**Exercise goal**
In the listing that follows, print every line exactly and leave the images out.

Data under study section start

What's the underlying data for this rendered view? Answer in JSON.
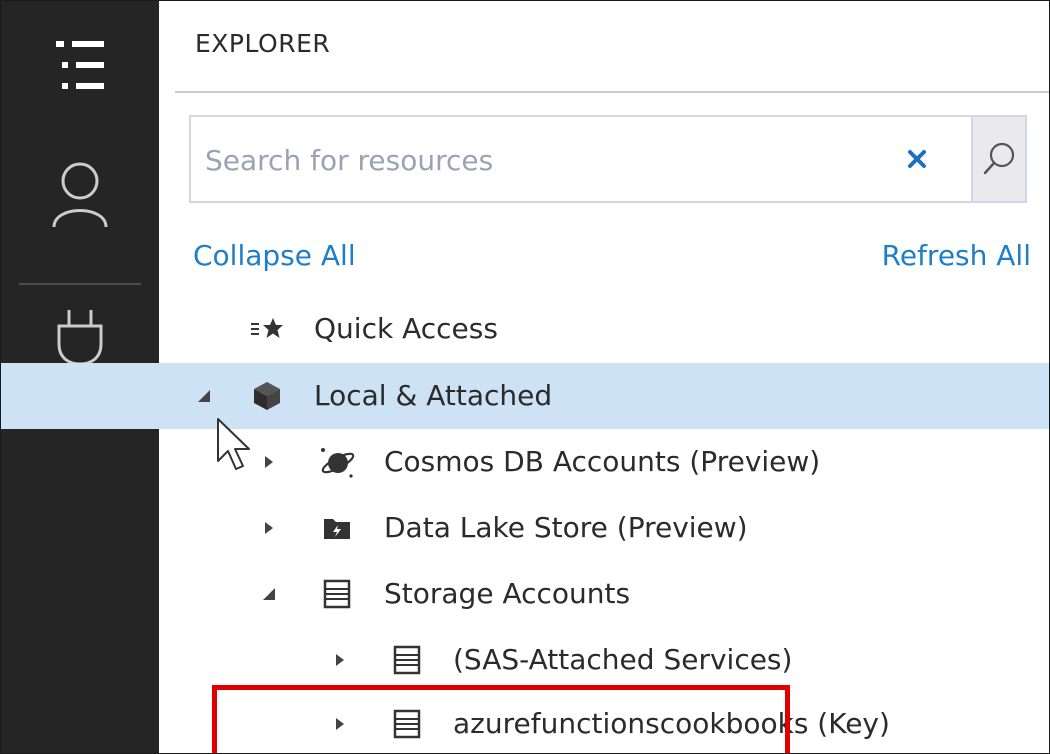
{
  "activity_bar": {
    "items": [
      {
        "name": "explorer",
        "icon": "explorer-list-icon",
        "active": true
      },
      {
        "name": "account",
        "icon": "person-icon"
      },
      {
        "name": "connect",
        "icon": "plug-icon"
      }
    ]
  },
  "explorer": {
    "title": "EXPLORER",
    "search": {
      "placeholder": "Search for resources",
      "value": ""
    },
    "actions": {
      "collapse_all": "Collapse All",
      "refresh_all": "Refresh All"
    },
    "tree": [
      {
        "label": "Quick Access",
        "icon": "quick-access-star-icon",
        "expander": "none",
        "level": 0
      },
      {
        "label": "Local & Attached",
        "icon": "cube-icon",
        "expander": "expanded",
        "level": 0,
        "selected": true
      },
      {
        "label": "Cosmos DB Accounts (Preview)",
        "icon": "planet-icon",
        "expander": "collapsed",
        "level": 1
      },
      {
        "label": "Data Lake Store (Preview)",
        "icon": "data-lake-folder-icon",
        "expander": "collapsed",
        "level": 1
      },
      {
        "label": "Storage Accounts",
        "icon": "storage-icon",
        "expander": "expanded",
        "level": 1
      },
      {
        "label": "(SAS-Attached Services)",
        "icon": "storage-icon",
        "expander": "collapsed",
        "level": 2
      },
      {
        "label": "azurefunctionscookbooks (Key)",
        "icon": "storage-icon",
        "expander": "collapsed",
        "level": 2,
        "highlighted": true
      }
    ]
  },
  "colors": {
    "activity_bar": "#252526",
    "selection": "#cde2f5",
    "link": "#1e7ec8",
    "clear_x": "#1e6fbf",
    "highlight": "#e00000"
  }
}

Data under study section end

**Exercise output**
What's the underlying data for this rendered view? Answer in JSON.
{
  "activity_bar": {
    "items": [
      {
        "name": "explorer",
        "icon": "explorer-list-icon",
        "active": true
      },
      {
        "name": "account",
        "icon": "person-icon"
      },
      {
        "name": "connect",
        "icon": "plug-icon"
      }
    ]
  },
  "explorer": {
    "title": "EXPLORER",
    "search": {
      "placeholder": "Search for resources",
      "value": ""
    },
    "actions": {
      "collapse_all": "Collapse All",
      "refresh_all": "Refresh All"
    },
    "tree": [
      {
        "label": "Quick Access",
        "icon": "quick-access-star-icon",
        "expander": "none",
        "level": 0
      },
      {
        "label": "Local & Attached",
        "icon": "cube-icon",
        "expander": "expanded",
        "level": 0,
        "selected": true
      },
      {
        "label": "Cosmos DB Accounts (Preview)",
        "icon": "planet-icon",
        "expander": "collapsed",
        "level": 1
      },
      {
        "label": "Data Lake Store (Preview)",
        "icon": "data-lake-folder-icon",
        "expander": "collapsed",
        "level": 1
      },
      {
        "label": "Storage Accounts",
        "icon": "storage-icon",
        "expander": "expanded",
        "level": 1
      },
      {
        "label": "(SAS-Attached Services)",
        "icon": "storage-icon",
        "expander": "collapsed",
        "level": 2
      },
      {
        "label": "azurefunctionscookbooks (Key)",
        "icon": "storage-icon",
        "expander": "collapsed",
        "level": 2,
        "highlighted": true
      }
    ]
  },
  "colors": {
    "activity_bar": "#252526",
    "selection": "#cde2f5",
    "link": "#1e7ec8",
    "clear_x": "#1e6fbf",
    "highlight": "#e00000"
  }
}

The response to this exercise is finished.